Where does "JSON" appear in the data? Return each line that holds it.

[Extracted records]
■ ■ ■ ■
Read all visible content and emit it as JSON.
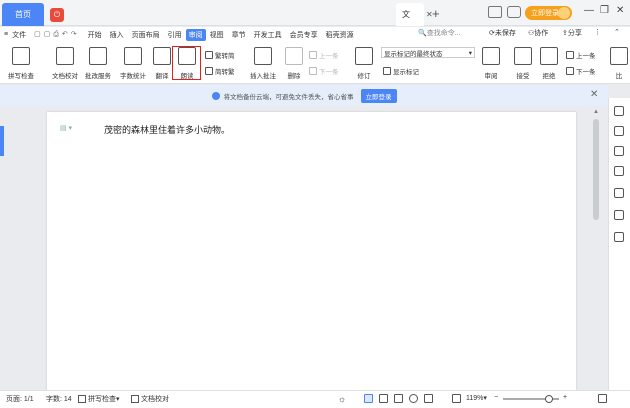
{
  "titlebar": {
    "home_tab": "首页",
    "pdf_icon": "pdf-icon",
    "doc_tab": "文",
    "login": "立即登录"
  },
  "menu": {
    "file": "文件",
    "items": [
      "开始",
      "插入",
      "页面布局",
      "引用",
      "审阅",
      "视图",
      "章节",
      "开发工具",
      "会员专享",
      "稻壳资源"
    ],
    "active": "审阅",
    "search": "查找命令...",
    "unsaved": "未保存",
    "collab": "协作",
    "share": "分享"
  },
  "ribbon": {
    "spell": "拼写检查",
    "proof": "文档校对",
    "batch": "批改服务",
    "wordcount": "字数统计",
    "translate": "翻译",
    "read": "朗读",
    "to_simplified": "繁转简",
    "to_traditional": "简转繁",
    "insert_comment": "插入批注",
    "delete": "删除",
    "prev": "上一条",
    "next": "下一条",
    "revise": "修订",
    "display_mode": "显示标记的最终状态",
    "show_markup": "显示标记",
    "review": "审阅",
    "accept": "接受",
    "reject": "拒绝",
    "prev2": "上一条",
    "next2": "下一条",
    "compare": "比"
  },
  "notice": {
    "text": "将文档备份云端，可避免文件丢失，省心省事",
    "button": "立即登录"
  },
  "document": {
    "text": "茂密的森林里住着许多小动物。"
  },
  "status": {
    "page": "页面: 1/1",
    "words": "字数: 14",
    "spell": "拼写检查",
    "proof": "文档校对",
    "zoom": "119%"
  },
  "colors": {
    "accent": "#4b85f6",
    "login": "#f6a01b",
    "highlight": "#e02020"
  }
}
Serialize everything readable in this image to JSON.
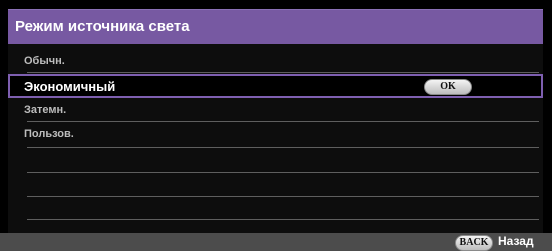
{
  "menu": {
    "title": "Режим источника света",
    "items": [
      {
        "label": "Обычн.",
        "selected": false
      },
      {
        "label": "Экономичный",
        "selected": true
      },
      {
        "label": "Затемн.",
        "selected": false
      },
      {
        "label": "Пользов.",
        "selected": false
      }
    ],
    "confirm_key": "OK"
  },
  "footer": {
    "back_key": "BACK",
    "back_label": "Назад"
  },
  "colors": {
    "title_bar": "#7759a2",
    "selection_border": "#7e5fb0",
    "footer_bar": "#4c4c4c",
    "background": "#000000"
  },
  "icons": {
    "ok": "ok-key-icon",
    "back": "back-key-icon"
  }
}
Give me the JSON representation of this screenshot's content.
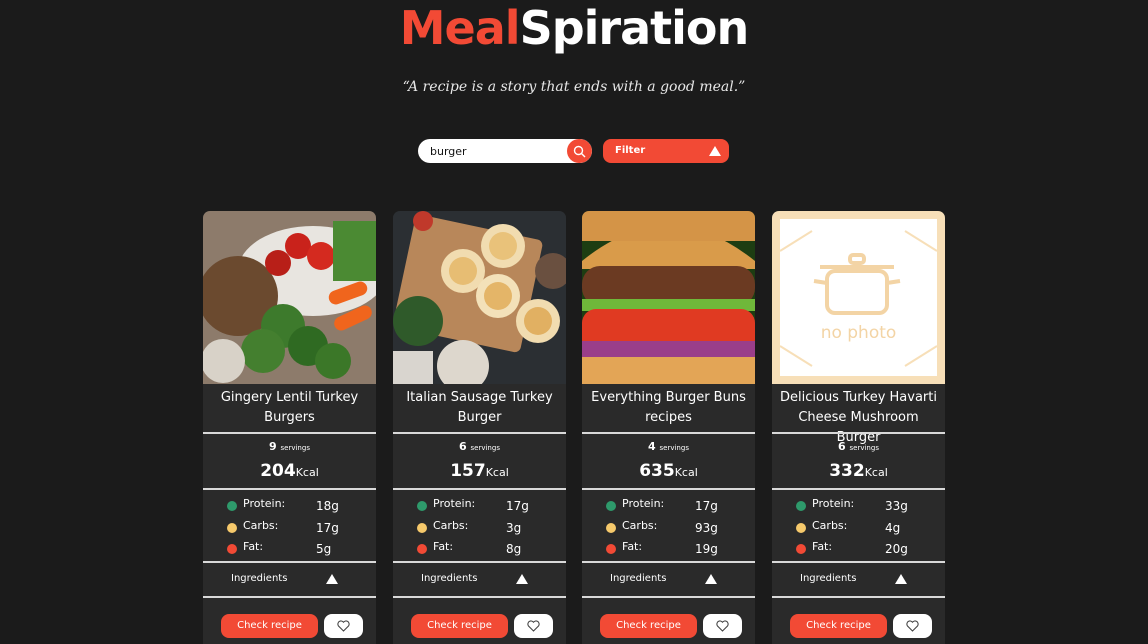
{
  "brand": {
    "part1": "Meal",
    "part2": "Spiration"
  },
  "quote": "“A recipe is a story that ends with a good meal.”",
  "search": {
    "value": "burger",
    "icon": "search-icon"
  },
  "filter": {
    "label": "Filter"
  },
  "colors": {
    "accent": "#f24a35",
    "protein": "#2e9a6b",
    "carbs": "#f6c96b",
    "fat": "#f24a35"
  },
  "cards": [
    {
      "title": "Gingery Lentil Turkey Burgers",
      "servings": "9",
      "servings_unit": "servings",
      "kcal": "204",
      "kcal_unit": "Kcal",
      "protein_label": "Protein:",
      "protein": "18g",
      "carbs_label": "Carbs:",
      "carbs": "17g",
      "fat_label": "Fat:",
      "fat": "5g",
      "ingredients": "Ingredients",
      "check": "Check recipe"
    },
    {
      "title": "Italian Sausage Turkey Burger",
      "servings": "6",
      "servings_unit": "servings",
      "kcal": "157",
      "kcal_unit": "Kcal",
      "protein_label": "Protein:",
      "protein": "17g",
      "carbs_label": "Carbs:",
      "carbs": "3g",
      "fat_label": "Fat:",
      "fat": "8g",
      "ingredients": "Ingredients",
      "check": "Check recipe"
    },
    {
      "title": "Everything Burger Buns recipes",
      "servings": "4",
      "servings_unit": "servings",
      "kcal": "635",
      "kcal_unit": "Kcal",
      "protein_label": "Protein:",
      "protein": "17g",
      "carbs_label": "Carbs:",
      "carbs": "93g",
      "fat_label": "Fat:",
      "fat": "19g",
      "ingredients": "Ingredients",
      "check": "Check recipe"
    },
    {
      "title": "Delicious Turkey Havarti Cheese Mushroom Burger",
      "servings": "6",
      "servings_unit": "servings",
      "kcal": "332",
      "kcal_unit": "Kcal",
      "protein_label": "Protein:",
      "protein": "33g",
      "carbs_label": "Carbs:",
      "carbs": "4g",
      "fat_label": "Fat:",
      "fat": "20g",
      "ingredients": "Ingredients",
      "check": "Check recipe",
      "no_photo": "no photo"
    }
  ]
}
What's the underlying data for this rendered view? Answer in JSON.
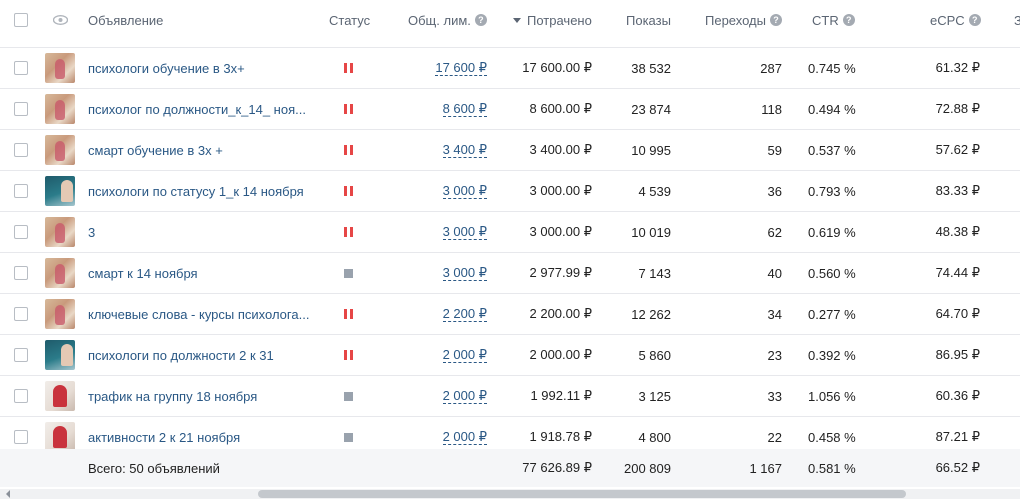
{
  "columns": {
    "ad": "Объявление",
    "status": "Статус",
    "limit": "Общ. лим.",
    "spent": "Потрачено",
    "impressions": "Показы",
    "clicks": "Переходы",
    "ctr": "CTR",
    "ecpc": "eCPC",
    "next_cut": "З"
  },
  "rows": [
    {
      "thumb": "thumb-a",
      "name": "психологи обучение в 3х+",
      "status": "paused",
      "limit": "17 600 ₽",
      "spent": "17 600.00 ₽",
      "impressions": "38 532",
      "clicks": "287",
      "ctr": "0.745 %",
      "ecpc": "61.32 ₽"
    },
    {
      "thumb": "thumb-a",
      "name": "психолог по должности_к_14_ ноя...",
      "status": "paused",
      "limit": "8 600 ₽",
      "spent": "8 600.00 ₽",
      "impressions": "23 874",
      "clicks": "118",
      "ctr": "0.494 %",
      "ecpc": "72.88 ₽"
    },
    {
      "thumb": "thumb-a",
      "name": "смарт обучение в 3х +",
      "status": "paused",
      "limit": "3 400 ₽",
      "spent": "3 400.00 ₽",
      "impressions": "10 995",
      "clicks": "59",
      "ctr": "0.537 %",
      "ecpc": "57.62 ₽"
    },
    {
      "thumb": "thumb-b",
      "name": "психологи по статусу 1_к 14 ноября",
      "status": "paused",
      "limit": "3 000 ₽",
      "spent": "3 000.00 ₽",
      "impressions": "4 539",
      "clicks": "36",
      "ctr": "0.793 %",
      "ecpc": "83.33 ₽"
    },
    {
      "thumb": "thumb-a",
      "name": "3",
      "status": "paused",
      "limit": "3 000 ₽",
      "spent": "3 000.00 ₽",
      "impressions": "10 019",
      "clicks": "62",
      "ctr": "0.619 %",
      "ecpc": "48.38 ₽"
    },
    {
      "thumb": "thumb-a",
      "name": "смарт к 14 ноября",
      "status": "stopped",
      "limit": "3 000 ₽",
      "spent": "2 977.99 ₽",
      "impressions": "7 143",
      "clicks": "40",
      "ctr": "0.560 %",
      "ecpc": "74.44 ₽"
    },
    {
      "thumb": "thumb-a",
      "name": "ключевые слова - курсы психолога...",
      "status": "paused",
      "limit": "2 200 ₽",
      "spent": "2 200.00 ₽",
      "impressions": "12 262",
      "clicks": "34",
      "ctr": "0.277 %",
      "ecpc": "64.70 ₽"
    },
    {
      "thumb": "thumb-b",
      "name": "психологи по должности 2 к 31",
      "status": "paused",
      "limit": "2 000 ₽",
      "spent": "2 000.00 ₽",
      "impressions": "5 860",
      "clicks": "23",
      "ctr": "0.392 %",
      "ecpc": "86.95 ₽"
    },
    {
      "thumb": "thumb-c",
      "name": "трафик на группу 18 ноября",
      "status": "stopped",
      "limit": "2 000 ₽",
      "spent": "1 992.11 ₽",
      "impressions": "3 125",
      "clicks": "33",
      "ctr": "1.056 %",
      "ecpc": "60.36 ₽"
    },
    {
      "thumb": "thumb-c",
      "name": "активности 2 к 21 ноября",
      "status": "stopped",
      "limit": "2 000 ₽",
      "spent": "1 918.78 ₽",
      "impressions": "4 800",
      "clicks": "22",
      "ctr": "0.458 %",
      "ecpc": "87.21 ₽"
    }
  ],
  "totals": {
    "label": "Всего: 50 объявлений",
    "spent": "77 626.89 ₽",
    "impressions": "200 809",
    "clicks": "1 167",
    "ctr": "0.581 %",
    "ecpc": "66.52 ₽"
  },
  "icons": {
    "help": "?",
    "eye": "👁"
  },
  "colors": {
    "link": "#2a5885",
    "paused": "#e64646",
    "stopped": "#99a2ad"
  }
}
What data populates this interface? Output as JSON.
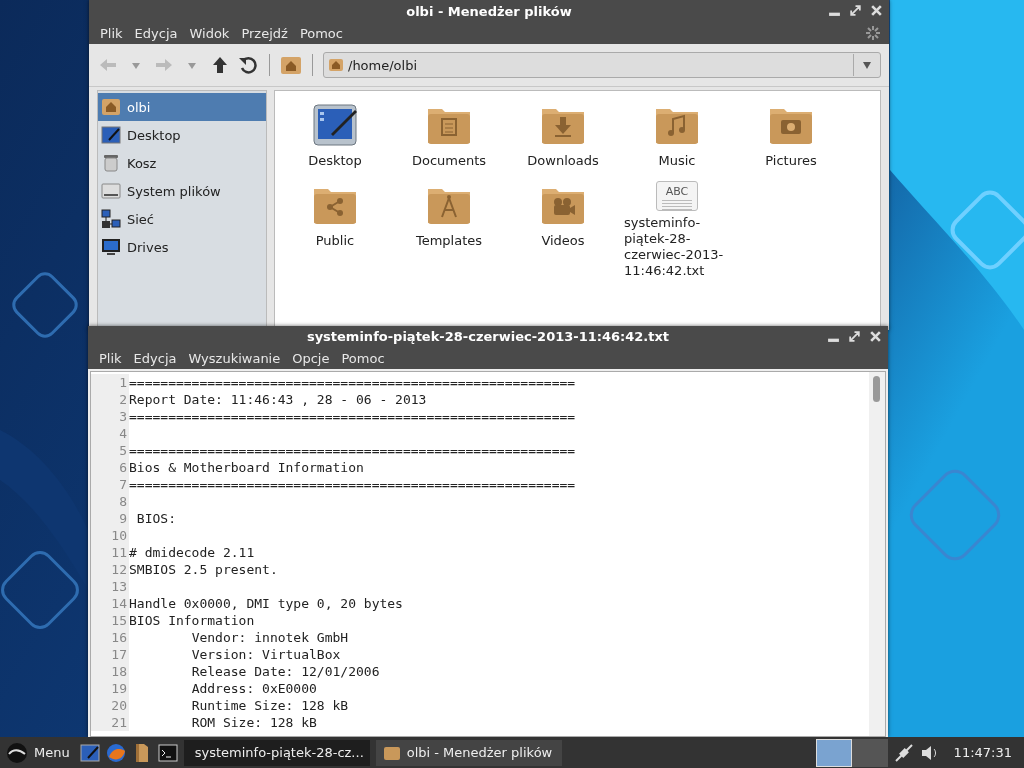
{
  "file_manager": {
    "title": "olbi - Menedżer plików",
    "menu": [
      "Plik",
      "Edycja",
      "Widok",
      "Przejdź",
      "Pomoc"
    ],
    "path": "/home/olbi",
    "sidebar": [
      {
        "label": "olbi",
        "kind": "home",
        "selected": true
      },
      {
        "label": "Desktop",
        "kind": "desktop",
        "selected": false
      },
      {
        "label": "Kosz",
        "kind": "trash",
        "selected": false
      },
      {
        "label": "System plików",
        "kind": "drive",
        "selected": false
      },
      {
        "label": "Sieć",
        "kind": "network",
        "selected": false
      },
      {
        "label": "Drives",
        "kind": "monitor",
        "selected": false
      }
    ],
    "items": [
      {
        "label": "Desktop",
        "kind": "desktop"
      },
      {
        "label": "Documents",
        "kind": "documents"
      },
      {
        "label": "Downloads",
        "kind": "downloads"
      },
      {
        "label": "Music",
        "kind": "music"
      },
      {
        "label": "Pictures",
        "kind": "pictures"
      },
      {
        "label": "Public",
        "kind": "public"
      },
      {
        "label": "Templates",
        "kind": "templates"
      },
      {
        "label": "Videos",
        "kind": "videos"
      },
      {
        "label": "systeminfo-piątek-28-czerwiec-2013-11:46:42.txt",
        "kind": "text",
        "icon_text": "ABC"
      }
    ]
  },
  "editor": {
    "title": "systeminfo-piątek-28-czerwiec-2013-11:46:42.txt",
    "menu": [
      "Plik",
      "Edycja",
      "Wyszukiwanie",
      "Opcje",
      "Pomoc"
    ],
    "lines": [
      {
        "number": "1",
        "text": "========================================================="
      },
      {
        "number": "2",
        "text": "Report Date: 11:46:43 , 28 - 06 - 2013"
      },
      {
        "number": "3",
        "text": "========================================================="
      },
      {
        "number": "4"
      },
      {
        "number": "5",
        "text": "========================================================="
      },
      {
        "number": "6",
        "text": "Bios & Motherboard Information"
      },
      {
        "number": "7",
        "text": "========================================================="
      },
      {
        "number": "8"
      },
      {
        "number": "9",
        "text": " BIOS:"
      },
      {
        "number": "10"
      },
      {
        "number": "11",
        "text": "# dmidecode 2.11"
      },
      {
        "number": "12",
        "text": "SMBIOS 2.5 present."
      },
      {
        "number": "13"
      },
      {
        "number": "14",
        "text": "Handle 0x0000, DMI type 0, 20 bytes"
      },
      {
        "number": "15",
        "text": "BIOS Information"
      },
      {
        "number": "16",
        "text": "\tVendor: innotek GmbH"
      },
      {
        "number": "17",
        "text": "\tVersion: VirtualBox"
      },
      {
        "number": "18",
        "text": "\tRelease Date: 12/01/2006"
      },
      {
        "number": "19",
        "text": "\tAddress: 0xE0000"
      },
      {
        "number": "20",
        "text": "\tRuntime Size: 128 kB"
      },
      {
        "number": "21",
        "text": "\tROM Size: 128 kB"
      }
    ]
  },
  "taskbar": {
    "menu_label": "Menu",
    "tasks": [
      {
        "label": "systeminfo-piątek-28-cz...",
        "kind": "editor",
        "selected": true
      },
      {
        "label": "olbi - Menedżer plików",
        "kind": "folder",
        "selected": false
      }
    ],
    "workspaces": [
      {
        "selected": true
      },
      {
        "selected": false
      }
    ],
    "clock": "11:47:31"
  }
}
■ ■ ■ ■
SOLVED PROBLEM
Read all visible content and emit it as JSON.
Serialize everything readable in this image to JSON.
Give me the JSON representation of this screenshot's content.
What's the underlying data for this rendered view? Answer in JSON.
What data populates this interface? Output as JSON.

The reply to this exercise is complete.